Will Google's Knol attract academic users?

Andrea Foster, What Google's New Encyclopedia Means for Students and Professors, Chronicle of Higher Education, September 5, 2008.  Excerpt:

...[I]n July, when Google unveiled Knol, another Web-based collection of user-generated articles that the company calls "authoritative," the question for faculty members...was whether students might begin to turn to this new source.

The answer from those who study online encyclopedias is, Not likely.
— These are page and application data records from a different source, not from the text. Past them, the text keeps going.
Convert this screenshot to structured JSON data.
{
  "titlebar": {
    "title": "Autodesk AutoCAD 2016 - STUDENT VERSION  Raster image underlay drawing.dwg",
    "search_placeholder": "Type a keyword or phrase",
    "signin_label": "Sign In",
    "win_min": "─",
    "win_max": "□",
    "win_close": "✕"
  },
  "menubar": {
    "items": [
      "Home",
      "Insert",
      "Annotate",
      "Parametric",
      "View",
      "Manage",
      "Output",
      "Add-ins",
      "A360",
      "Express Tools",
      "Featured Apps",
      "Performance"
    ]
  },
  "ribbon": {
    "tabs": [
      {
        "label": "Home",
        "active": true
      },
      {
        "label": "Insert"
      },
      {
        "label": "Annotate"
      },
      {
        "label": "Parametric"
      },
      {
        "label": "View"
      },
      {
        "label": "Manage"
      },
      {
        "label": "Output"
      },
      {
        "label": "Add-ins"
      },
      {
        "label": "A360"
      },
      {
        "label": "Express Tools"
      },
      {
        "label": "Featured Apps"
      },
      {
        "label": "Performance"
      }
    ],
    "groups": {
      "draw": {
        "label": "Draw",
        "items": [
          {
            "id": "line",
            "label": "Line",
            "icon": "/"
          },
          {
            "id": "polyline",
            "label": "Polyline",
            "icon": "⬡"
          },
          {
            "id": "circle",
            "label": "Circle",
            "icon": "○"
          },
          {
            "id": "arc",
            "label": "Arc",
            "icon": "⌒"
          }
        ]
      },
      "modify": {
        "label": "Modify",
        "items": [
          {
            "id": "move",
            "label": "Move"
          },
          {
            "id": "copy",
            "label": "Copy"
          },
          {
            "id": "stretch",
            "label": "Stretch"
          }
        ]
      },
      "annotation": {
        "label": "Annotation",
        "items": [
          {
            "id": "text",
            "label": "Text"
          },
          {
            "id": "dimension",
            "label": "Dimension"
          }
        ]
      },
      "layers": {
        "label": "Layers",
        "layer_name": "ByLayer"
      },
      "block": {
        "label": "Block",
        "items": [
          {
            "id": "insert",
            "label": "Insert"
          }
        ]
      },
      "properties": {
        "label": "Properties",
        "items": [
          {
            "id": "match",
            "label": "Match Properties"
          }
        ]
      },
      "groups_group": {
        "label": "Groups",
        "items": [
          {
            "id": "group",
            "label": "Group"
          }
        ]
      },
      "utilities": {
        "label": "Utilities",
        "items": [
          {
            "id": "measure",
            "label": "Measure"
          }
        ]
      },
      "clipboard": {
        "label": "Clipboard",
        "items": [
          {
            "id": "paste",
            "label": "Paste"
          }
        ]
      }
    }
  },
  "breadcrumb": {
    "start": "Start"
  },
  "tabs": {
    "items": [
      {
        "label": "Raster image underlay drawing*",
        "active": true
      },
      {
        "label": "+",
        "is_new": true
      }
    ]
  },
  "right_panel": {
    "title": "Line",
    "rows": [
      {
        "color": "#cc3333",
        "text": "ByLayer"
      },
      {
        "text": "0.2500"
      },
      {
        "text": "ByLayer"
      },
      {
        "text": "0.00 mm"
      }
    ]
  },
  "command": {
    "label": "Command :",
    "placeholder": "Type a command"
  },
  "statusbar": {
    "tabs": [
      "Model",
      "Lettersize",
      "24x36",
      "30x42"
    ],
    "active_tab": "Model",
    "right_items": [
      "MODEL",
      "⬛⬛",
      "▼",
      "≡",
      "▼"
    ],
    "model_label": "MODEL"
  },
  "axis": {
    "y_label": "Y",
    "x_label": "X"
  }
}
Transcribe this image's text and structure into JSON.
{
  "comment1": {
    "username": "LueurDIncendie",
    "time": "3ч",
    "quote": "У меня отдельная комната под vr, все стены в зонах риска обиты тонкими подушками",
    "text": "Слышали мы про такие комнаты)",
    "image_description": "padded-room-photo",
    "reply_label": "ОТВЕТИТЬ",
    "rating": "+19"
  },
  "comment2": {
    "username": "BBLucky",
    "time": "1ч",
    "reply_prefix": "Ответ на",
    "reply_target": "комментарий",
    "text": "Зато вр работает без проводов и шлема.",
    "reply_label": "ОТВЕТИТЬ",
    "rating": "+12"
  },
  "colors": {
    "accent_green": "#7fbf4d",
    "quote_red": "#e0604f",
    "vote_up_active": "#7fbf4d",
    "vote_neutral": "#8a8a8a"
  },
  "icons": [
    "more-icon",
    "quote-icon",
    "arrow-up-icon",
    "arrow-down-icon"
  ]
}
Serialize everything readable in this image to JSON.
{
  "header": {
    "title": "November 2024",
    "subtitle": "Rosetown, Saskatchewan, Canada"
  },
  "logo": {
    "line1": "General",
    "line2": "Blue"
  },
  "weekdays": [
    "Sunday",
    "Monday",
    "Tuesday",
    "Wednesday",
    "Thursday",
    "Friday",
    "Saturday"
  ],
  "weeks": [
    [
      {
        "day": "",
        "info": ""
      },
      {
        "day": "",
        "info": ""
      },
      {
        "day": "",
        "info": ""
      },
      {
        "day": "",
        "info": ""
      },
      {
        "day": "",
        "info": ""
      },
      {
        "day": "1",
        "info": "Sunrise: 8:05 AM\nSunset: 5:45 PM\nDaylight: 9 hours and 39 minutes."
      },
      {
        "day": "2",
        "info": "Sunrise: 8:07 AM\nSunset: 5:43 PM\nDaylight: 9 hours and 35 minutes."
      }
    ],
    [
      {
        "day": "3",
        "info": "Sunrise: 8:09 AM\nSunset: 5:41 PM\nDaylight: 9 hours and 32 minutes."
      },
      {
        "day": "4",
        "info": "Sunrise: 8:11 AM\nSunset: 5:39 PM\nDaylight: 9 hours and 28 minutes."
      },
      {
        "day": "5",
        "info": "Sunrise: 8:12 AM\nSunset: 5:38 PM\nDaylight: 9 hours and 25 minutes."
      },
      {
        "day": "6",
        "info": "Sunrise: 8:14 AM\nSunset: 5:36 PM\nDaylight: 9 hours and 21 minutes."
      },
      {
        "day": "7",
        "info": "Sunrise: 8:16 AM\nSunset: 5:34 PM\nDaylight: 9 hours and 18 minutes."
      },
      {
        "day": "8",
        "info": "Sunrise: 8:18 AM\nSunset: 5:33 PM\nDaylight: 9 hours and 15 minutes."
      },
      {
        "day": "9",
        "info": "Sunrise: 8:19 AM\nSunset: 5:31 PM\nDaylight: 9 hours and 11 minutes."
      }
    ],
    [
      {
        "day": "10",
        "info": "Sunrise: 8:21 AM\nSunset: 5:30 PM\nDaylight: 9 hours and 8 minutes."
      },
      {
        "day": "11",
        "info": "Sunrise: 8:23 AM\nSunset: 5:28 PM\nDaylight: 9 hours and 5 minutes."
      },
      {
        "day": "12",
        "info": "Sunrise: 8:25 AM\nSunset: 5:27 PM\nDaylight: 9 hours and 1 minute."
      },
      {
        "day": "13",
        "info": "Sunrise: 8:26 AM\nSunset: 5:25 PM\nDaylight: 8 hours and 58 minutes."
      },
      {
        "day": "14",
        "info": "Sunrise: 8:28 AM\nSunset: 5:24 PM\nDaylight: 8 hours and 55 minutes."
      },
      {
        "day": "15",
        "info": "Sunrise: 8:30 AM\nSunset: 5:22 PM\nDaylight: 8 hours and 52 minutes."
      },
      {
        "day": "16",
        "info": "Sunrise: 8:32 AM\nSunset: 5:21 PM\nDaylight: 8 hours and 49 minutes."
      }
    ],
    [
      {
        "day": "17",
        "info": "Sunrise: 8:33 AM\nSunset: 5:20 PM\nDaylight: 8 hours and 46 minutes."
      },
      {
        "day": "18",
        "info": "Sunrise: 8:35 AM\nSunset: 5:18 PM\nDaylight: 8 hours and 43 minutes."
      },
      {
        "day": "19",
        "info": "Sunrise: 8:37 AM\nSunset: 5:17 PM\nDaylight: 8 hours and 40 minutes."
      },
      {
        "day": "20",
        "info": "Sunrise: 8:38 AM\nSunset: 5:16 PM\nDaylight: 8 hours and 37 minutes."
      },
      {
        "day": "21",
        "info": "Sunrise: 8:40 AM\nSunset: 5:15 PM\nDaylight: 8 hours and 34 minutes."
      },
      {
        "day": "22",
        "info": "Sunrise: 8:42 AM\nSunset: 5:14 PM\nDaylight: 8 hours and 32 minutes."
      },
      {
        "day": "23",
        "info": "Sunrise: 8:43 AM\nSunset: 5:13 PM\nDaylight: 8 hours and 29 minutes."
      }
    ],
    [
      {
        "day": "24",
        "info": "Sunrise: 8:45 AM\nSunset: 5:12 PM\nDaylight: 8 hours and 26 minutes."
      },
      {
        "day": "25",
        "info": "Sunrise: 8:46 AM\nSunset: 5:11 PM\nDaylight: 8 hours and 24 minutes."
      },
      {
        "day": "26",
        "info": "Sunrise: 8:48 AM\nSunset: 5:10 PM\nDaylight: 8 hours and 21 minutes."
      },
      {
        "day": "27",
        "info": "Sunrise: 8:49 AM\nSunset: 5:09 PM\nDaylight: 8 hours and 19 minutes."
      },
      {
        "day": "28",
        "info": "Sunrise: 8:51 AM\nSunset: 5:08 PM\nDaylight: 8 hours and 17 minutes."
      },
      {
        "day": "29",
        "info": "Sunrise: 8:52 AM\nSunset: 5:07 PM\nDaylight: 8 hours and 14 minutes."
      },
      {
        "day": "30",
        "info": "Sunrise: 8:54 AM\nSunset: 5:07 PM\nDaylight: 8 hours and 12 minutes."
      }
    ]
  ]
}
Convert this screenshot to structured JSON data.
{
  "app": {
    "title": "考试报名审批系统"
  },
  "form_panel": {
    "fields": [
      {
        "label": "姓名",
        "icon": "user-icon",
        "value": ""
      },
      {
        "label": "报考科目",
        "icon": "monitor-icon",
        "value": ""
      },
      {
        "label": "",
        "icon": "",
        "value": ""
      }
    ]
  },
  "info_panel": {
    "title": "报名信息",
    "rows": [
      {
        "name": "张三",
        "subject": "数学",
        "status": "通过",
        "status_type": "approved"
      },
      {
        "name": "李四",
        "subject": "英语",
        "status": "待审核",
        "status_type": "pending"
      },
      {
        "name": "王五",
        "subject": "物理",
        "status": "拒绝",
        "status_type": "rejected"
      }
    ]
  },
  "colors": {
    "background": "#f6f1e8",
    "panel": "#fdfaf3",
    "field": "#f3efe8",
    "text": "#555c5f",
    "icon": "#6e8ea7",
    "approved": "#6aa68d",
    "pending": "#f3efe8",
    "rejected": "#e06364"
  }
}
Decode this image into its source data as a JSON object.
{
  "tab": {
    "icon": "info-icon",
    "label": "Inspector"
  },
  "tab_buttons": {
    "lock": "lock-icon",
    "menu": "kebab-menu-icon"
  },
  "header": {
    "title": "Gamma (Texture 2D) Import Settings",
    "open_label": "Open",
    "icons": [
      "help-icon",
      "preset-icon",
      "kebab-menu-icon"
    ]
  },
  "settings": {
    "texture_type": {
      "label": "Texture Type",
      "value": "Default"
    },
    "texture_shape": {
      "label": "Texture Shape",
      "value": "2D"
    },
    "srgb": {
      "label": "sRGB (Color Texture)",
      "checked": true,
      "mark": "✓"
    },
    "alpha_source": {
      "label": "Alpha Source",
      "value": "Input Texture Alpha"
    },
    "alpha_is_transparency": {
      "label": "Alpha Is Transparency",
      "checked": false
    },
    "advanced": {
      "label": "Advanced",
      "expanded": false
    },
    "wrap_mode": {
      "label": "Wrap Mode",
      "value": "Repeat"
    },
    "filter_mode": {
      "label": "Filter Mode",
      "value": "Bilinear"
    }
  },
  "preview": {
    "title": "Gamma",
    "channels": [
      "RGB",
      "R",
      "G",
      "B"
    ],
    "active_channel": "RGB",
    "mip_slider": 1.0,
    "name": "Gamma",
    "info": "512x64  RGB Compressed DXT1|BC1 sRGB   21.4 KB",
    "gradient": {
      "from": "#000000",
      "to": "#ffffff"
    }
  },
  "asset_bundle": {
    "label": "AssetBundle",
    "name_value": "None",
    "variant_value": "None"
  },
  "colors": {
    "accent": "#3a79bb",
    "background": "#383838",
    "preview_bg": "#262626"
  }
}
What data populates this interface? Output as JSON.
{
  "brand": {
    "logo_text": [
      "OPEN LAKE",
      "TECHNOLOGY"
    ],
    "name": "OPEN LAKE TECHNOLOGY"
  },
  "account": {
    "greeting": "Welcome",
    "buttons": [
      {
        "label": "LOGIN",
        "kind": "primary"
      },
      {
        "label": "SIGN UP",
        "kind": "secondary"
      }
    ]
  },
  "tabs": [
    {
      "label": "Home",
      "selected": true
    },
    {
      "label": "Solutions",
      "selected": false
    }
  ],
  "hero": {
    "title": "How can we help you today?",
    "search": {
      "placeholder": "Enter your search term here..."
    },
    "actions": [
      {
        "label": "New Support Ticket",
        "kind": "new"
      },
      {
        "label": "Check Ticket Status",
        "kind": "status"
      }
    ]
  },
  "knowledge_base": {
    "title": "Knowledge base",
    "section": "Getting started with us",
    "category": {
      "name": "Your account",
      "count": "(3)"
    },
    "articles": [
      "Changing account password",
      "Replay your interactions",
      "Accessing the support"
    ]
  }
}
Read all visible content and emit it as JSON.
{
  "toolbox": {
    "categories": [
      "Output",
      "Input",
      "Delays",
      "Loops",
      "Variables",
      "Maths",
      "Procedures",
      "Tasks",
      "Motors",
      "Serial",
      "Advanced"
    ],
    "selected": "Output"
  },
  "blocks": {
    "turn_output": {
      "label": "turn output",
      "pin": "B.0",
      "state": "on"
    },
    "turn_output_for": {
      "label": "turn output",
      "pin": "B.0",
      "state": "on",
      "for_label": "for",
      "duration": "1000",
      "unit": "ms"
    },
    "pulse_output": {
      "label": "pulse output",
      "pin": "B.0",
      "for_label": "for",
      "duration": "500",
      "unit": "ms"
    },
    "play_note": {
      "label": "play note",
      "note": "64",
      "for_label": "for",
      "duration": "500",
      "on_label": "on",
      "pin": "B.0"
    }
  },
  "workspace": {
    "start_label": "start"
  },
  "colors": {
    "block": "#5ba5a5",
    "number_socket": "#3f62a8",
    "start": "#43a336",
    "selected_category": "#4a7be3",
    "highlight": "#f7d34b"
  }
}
"On balance I just can't see Knol as an entity or as a group of articles really having the stature of Wikipedia," says Andrew Lih, an independent researcher who helped start Columbia University's new-media program. He observes that Knol, which the site defines as "a unit of knowledge," has many policies that run counter to those that give Wikipedia a certain amount of authority. For example, Knol does not insist that articles maintain a neutral tone. It welcomes opinions. It allows multiple entries on a subject. It offers authors the chance to earn money from their entries. And inaccuracies could crop up because authors have ultimate authority over their articles' content.

Mr. Lih, who is writing a book on the history of Wikipedia, says Knol isn't even trying to outdo Wikipedia....

Google, for its part, says the main difference between Knol and Wikipedia is that Knol authors affix their names to articles. For this reason Knol is designed to be a "primary source" of information. Wikipedia, which maintains authors' anonymity, is a "secondary source," a Google spokesman wrote an e-mail message....

Knol's policy of allowing authors to earn money from their entries is a major reason for scholars' skepticism....


  • There's another difference between Wikipedia and Knol that I was surprised to see omitted here:  Wikipedia doesn't allow original research but Knol does. 
  • I suggested in December 2007 that Knol could be used for postprint archiving.  But I haven't seen any evidence that anyone is using it that way.